From shorthand to surukkezhuttu
The shorthand technique in English developed in the 16th century and was refined continuously subsequently, reaching a stage of advanced development with Sir Isaac Pitman launching his eponymous method in 1837. But how, when and why did shorthand come to be developed for the vernacular languages of India, and in particular Tamil? This was the subject of an interesting talk delivered recently by Bernard Bate, Associate Professor for Anthropology, University of Chicago, at the Roja Muthiah Research Library.
Dr Bate traced its development to the rise of Tamil as a political language of expression, which happens to be his present subject of study, the emergence of Tamil oratory – from the Protestant sermon to political speeches – and its relationship to the production of a Tamil public sphere.
The use of Tamil for political oratory began in the late 1800s perhaps with men such as G Subramania Iyer who embarked on a speaking tour of Madras Presidency in 1883 to promote the cause of the Congress. But it was the Swadeshi Movement, which took birth following the partition of Bengal in 1905 that made Tamil and other vernacular languages the chosen media for oration. In Madras city itself public meetings were conducted at the Marina Beach, the Moore Market and the maidan opposite the Pacchaiyappa’s College (then located at the Esplanade). While the beach meetings were headed largely by Subramania Bharati, the Moore Market meetings were in Telugu and featured E Surendranath Arya. In Tuticorin and Tirunelveli, speeches were given by VO Chidambaram Pillai and Subramania Siva. This was therefore a period of oratorical incandescence.

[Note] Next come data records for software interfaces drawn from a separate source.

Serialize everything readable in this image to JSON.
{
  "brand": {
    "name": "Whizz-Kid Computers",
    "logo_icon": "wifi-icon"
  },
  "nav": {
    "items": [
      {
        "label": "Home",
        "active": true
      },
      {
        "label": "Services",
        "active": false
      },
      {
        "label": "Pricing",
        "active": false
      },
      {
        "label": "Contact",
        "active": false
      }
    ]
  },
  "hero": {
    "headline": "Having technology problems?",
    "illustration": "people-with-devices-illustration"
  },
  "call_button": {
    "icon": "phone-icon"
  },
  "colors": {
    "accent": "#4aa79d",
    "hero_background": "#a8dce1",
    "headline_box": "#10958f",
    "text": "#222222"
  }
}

Swadeshi struck at the very foundation of commerce on which the Empire had been built. The Government was curious to know as to what was being said. Officials, largely English, did not understand what was being said. Taking it down in longhand was impossible and many of the words were lost. This was oratory that was free from the pre-written sheet of paper and spontaneous. If the speeches had to be taken down as they were spoken so that they could be analysed later for seditious content and the speaker subsequently arrested on that basis, a technique had to be evolved that would enable police inspectors to attend meetings in mufti and take down the speeches verbatim. In the words of Dr Bate, shorthand in vernacular (known as surukkezhuttu) was developed as a new political communicative technique to counter another new political communicative technique, namely the use of Tamil and other vernacular languages for oratory.

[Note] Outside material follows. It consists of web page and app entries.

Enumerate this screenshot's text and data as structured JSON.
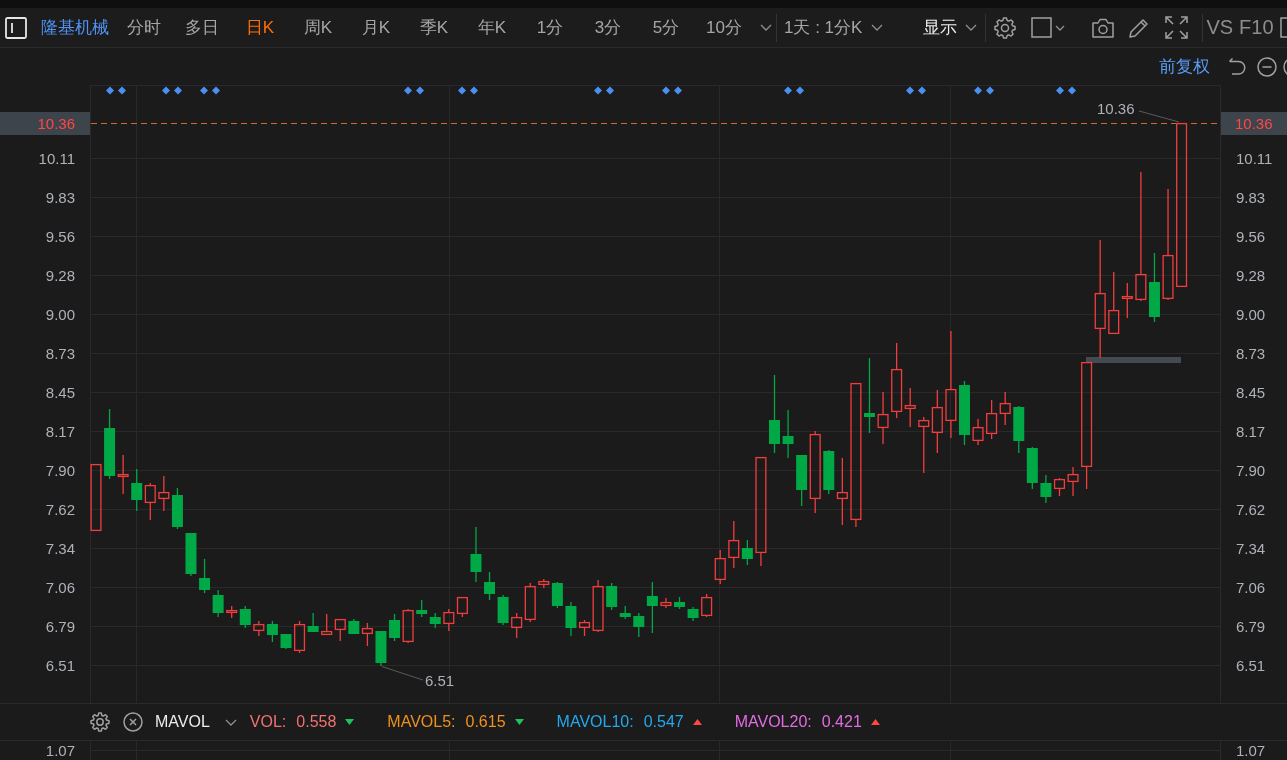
{
  "toolbar": {
    "stock_name": "隆基机械",
    "periods": [
      {
        "label": "分时",
        "selected": false
      },
      {
        "label": "多日",
        "selected": false
      },
      {
        "label": "日K",
        "selected": true
      },
      {
        "label": "周K",
        "selected": false
      },
      {
        "label": "月K",
        "selected": false
      },
      {
        "label": "季K",
        "selected": false
      },
      {
        "label": "年K",
        "selected": false
      },
      {
        "label": "1分",
        "selected": false
      },
      {
        "label": "3分",
        "selected": false
      },
      {
        "label": "5分",
        "selected": false
      },
      {
        "label": "10分",
        "selected": false
      }
    ],
    "range": "1天 : 1分K",
    "display": "显示",
    "buttons": [
      "VS",
      "F10"
    ]
  },
  "chart": {
    "adjustment": "前复权",
    "left_axis": {
      "price_tag": "10.36",
      "ticks": [
        "10.11",
        "9.83",
        "9.56",
        "9.28",
        "9.00",
        "8.73",
        "8.45",
        "8.17",
        "7.90",
        "7.62",
        "7.34",
        "7.06",
        "6.79",
        "6.51"
      ]
    },
    "right_axis": {
      "price_tag": "10.36",
      "ticks": [
        "10.11",
        "9.83",
        "9.56",
        "9.28",
        "9.00",
        "8.73",
        "8.45",
        "8.17",
        "7.90",
        "7.62",
        "7.34",
        "7.06",
        "6.79",
        "6.51"
      ]
    },
    "high_label": "10.36",
    "low_label": "6.51"
  },
  "indicator": {
    "name": "MAVOL",
    "values": [
      {
        "label": "VOL:",
        "value": "0.558",
        "rising": false,
        "color": "#f27272"
      },
      {
        "label": "MAVOL5:",
        "value": "0.615",
        "rising": false,
        "color": "#f0911e"
      },
      {
        "label": "MAVOL10:",
        "value": "0.547",
        "rising": true,
        "color": "#22a9ee"
      },
      {
        "label": "MAVOL20:",
        "value": "0.421",
        "rising": true,
        "color": "#e46be6"
      }
    ]
  },
  "volume_pane": {
    "left_axis": [
      "1.07"
    ],
    "right_axis": [
      "1.07"
    ]
  }
}
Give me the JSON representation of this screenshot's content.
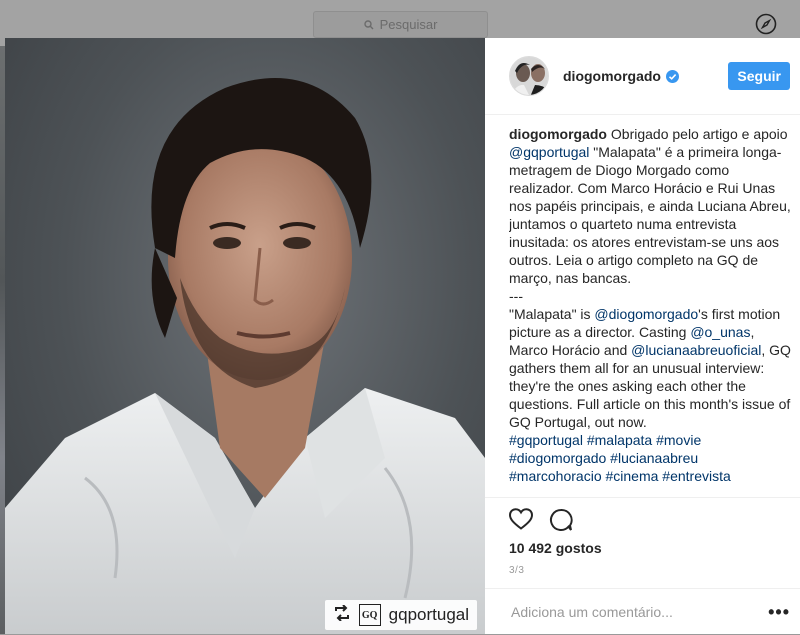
{
  "topbar": {
    "search_placeholder": "Pesquisar",
    "icons": [
      "search-icon",
      "compass-icon"
    ]
  },
  "post": {
    "username": "diogomorgado",
    "verified": true,
    "follow_label": "Seguir",
    "image_watermark_handle": "gqportugal",
    "caption": {
      "author": "diogomorgado",
      "p1_before": " Obrigado pelo artigo e apoio ",
      "p1_mention": "@gqportugal",
      "p1_after": " \"Malapata\" é a primeira longa-metragem de Diogo Morgado como realizador. Com Marco Horácio e Rui Unas nos papéis principais, e ainda Luciana Abreu, juntamos o quarteto numa entrevista inusitada: os atores entrevistam-se uns aos outros. Leia o artigo completo na GQ de março, nas bancas.",
      "separator": "---",
      "p2_a": "\"Malapata\" is ",
      "p2_mention1": "@diogomorgado",
      "p2_b": "'s first motion picture as a director. Casting ",
      "p2_mention2": "@o_unas",
      "p2_c": ", Marco Horácio and ",
      "p2_mention3": "@lucianaabreuoficial",
      "p2_d": ", GQ gathers them all for an unusual interview: they're the ones asking each other the questions. Full article on this month's issue of GQ Portugal, out now.",
      "hashtags_line1": "#gqportugal #malapata #movie",
      "hashtags_line2": "#diogomorgado #lucianaabreu",
      "hashtags_line3": "#marcohoracio #cinema #entrevista"
    },
    "likes_text": "10 492 gostos",
    "pager_text": "3/3",
    "comment_placeholder": "Adiciona um comentário...",
    "more_label": "•••",
    "colors": {
      "follow_button": "#3897f0",
      "link": "#003569",
      "verified_badge": "#3897f0"
    }
  }
}
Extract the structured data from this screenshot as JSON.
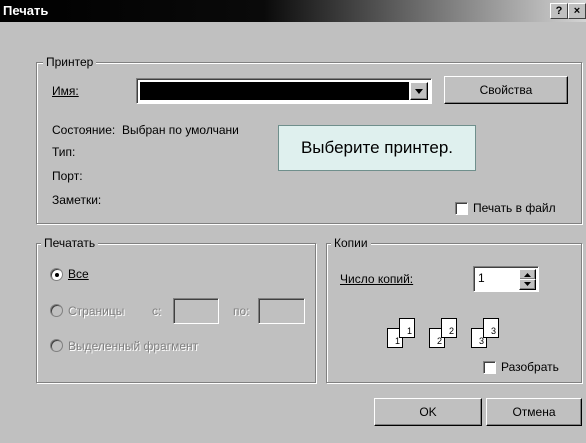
{
  "window": {
    "title": "Печать",
    "help_button": "?",
    "close_button": "×"
  },
  "printer": {
    "group_label": "Принтер",
    "name_label": "Имя:",
    "name_value": "",
    "properties_button": "Свойства",
    "status_label": "Состояние:",
    "status_value": "Выбран по умолчани",
    "type_label": "Тип:",
    "port_label": "Порт:",
    "notes_label": "Заметки:",
    "print_to_file_label": "Печать в файл",
    "print_to_file_checked": false
  },
  "tooltip": {
    "text": "Выберите принтер."
  },
  "print_range": {
    "group_label": "Печатать",
    "all_label": "Все",
    "pages_label": "Страницы",
    "from_label": "с:",
    "to_label": "по:",
    "from_value": "",
    "to_value": "",
    "selection_label": "Выделенный фрагмент",
    "selected": "all"
  },
  "copies": {
    "group_label": "Копии",
    "count_label": "Число копий:",
    "count_value": "1",
    "collate_label": "Разобрать",
    "collate_checked": false,
    "collate_pages": [
      "1",
      "1",
      "2",
      "2",
      "3",
      "3"
    ]
  },
  "footer": {
    "ok_button": "OK",
    "cancel_button": "Отмена"
  }
}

By 1907, while the Swadeshi Movement was being actively suppressed, the Government of Madras was considering the use of shorthand for reporting on political speeches. A technique of shorthand in vernacular had to be developed. Dewan Bahadur LD Swamikannu Pillai, considered an expert on languages, submitted a “memorandum on application of shorthand to South Indian vernacular”. At this time independent of the Government initiative, V Krishnamachari, a local scholar, developed a system based on the principles of phonography, namely the recording of words on paper as they sound and not as they are spelt, which formed the basis of the Pitman system as well. Krishnamachari decided not to publish his work and in 1907 submitted it to the Government for due consideration for being taken on as the official system of shorthand. There appears to have been some kind of rivalry between Krishnamachari and Swamikannu Pillai with the latter weighing in favour of another shorthand researcher M Srinivasa Rao, who was an employee of the Police Academy and had worked on an independent system. So while Krishnamachari received high praise for his work, it was Rao who was asked to conduct classes in shorthand for the police sub-inspectors of Madras. In 1908 examinations were conducted in shorthand and eleven candidates appeared. Nine passed and the two that failed had been trained by Krishnamachari. With that any possibility of using his techniques faded.
In 1910 the second examination was conducted and ten students appeared. Five were proficient in English shorthand and the results in Tamil showed that they could take down 80 to 90 words a minute which was considered excellent. Encouraged by this Srinivasa Rao went on to produce a Telugu manual for shorthand in 1912 and in 1914 the first examination for shorthand in Telugu was conducted. In 1915 shorthand became a part of the syllabus for the SSLC examination.
The benefit of the training received in the system became evident in 1919 when the Home Rule League and the Labour Movement reached their zenith. Usage of local languages for speeches had become very common by then and these were taken down rapidly by the trained police personnel. On the basis of his research Dr Bate concludes that the first person to be arrested based on the shorthand notes taken of his speech was EV Ramaswami Naicker, later to be known as Periyar. This was after his speech on 4th February that year at Uttamapalayam near Coimbatore. A record sixty pages of notes in shorthand had been taken during the speech and this was produced as evidence. Shorthand had come of age.
From being a tool of surveillance it later became an integral aspect of commercial and government day-to-day activity. The Stenographers Guild was founded in Madras in 1937 by C Rajagopalachari. It flourishes even today.